Whole Foods Markets announced Monday the opening of its first dedicated gluten-free baking facility. Distributing to nine Whole Foods and Harry's Farmers Market stores in North Carolina, South Carolina and Georgia, the bakery in suburban Raleigh, N.C., produces 27 kinds of baked goods in the new 8,000-square-foot facility. The Austin, Texas-based company expects to expand distribution to Virginia, Kentucky, Maryland, New Jersey, Pennsylvania and Washington, D.C., by November.
The new line of gluten-free goods includes breads, cookies, scones, biscuits, pizza crusts, whole pies and brownies developed by a Whole Foods team dedicated to experimenting with recipes without wheat, rye, barley and other grains to which customers, especially those with celiac disease, might be sensitive.
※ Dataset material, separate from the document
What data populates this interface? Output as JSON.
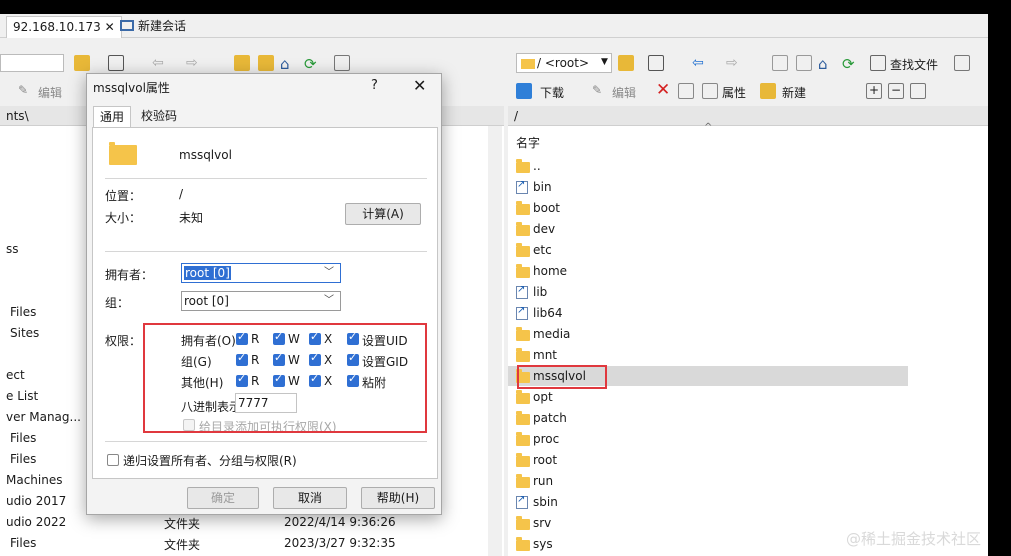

Elaine Monarch, founder and executive director of the Celiac Disease Foundation, said opening the new bakery was a good move for Whole Foods, but said she is now hoping for another one to be opened on the West Coast.
"It's a burgeoning market," said Monarch. "According to recent studies, as many as one out of every 133 people in the U.S. suffer from celiac disease. That's 2 million people."
Indeed, Packaged Facts, a publishing division of MarketResearch.com, released a report last month that noted, "In 2003, retail sales of baked goods, flour and pasta that were marketed as 'free from' wheat, soy, gluten or other common allergens reached $336 million, up nearly 27 percent from 2002 and more than double the $150 million in sales registered in 1999." The overall market for food allergy and intolerance products could reach $3.9 billion by 2008, up from an estimated $2 billion now, the company projected in its report, "The U.S. Market for Food Allergy and Intolerance Products."
Whole Foods carries gluten-free products from other companies in addition to its private-label line. But, Monarch said, "How many manufacturers are there now? Few."
Steve Warnert, director of sales and marketing for Amy's Kitchen, which produces some gluten-free products, said Whole Foods' growth in the gluten-free category won't threaten his company. "We see this as completely good news for everyone," he said.
Whole Foods officials declined to comment, citing a policy of not granting interviews to the trade press.
"We would be very surprised not to see continued expansion of gluten-free products, as well as other solutions for diet-restricted shoppers," said Warnert, adding that demand for gluten-free products is not related to short-term interest, like the demand for low-carb products.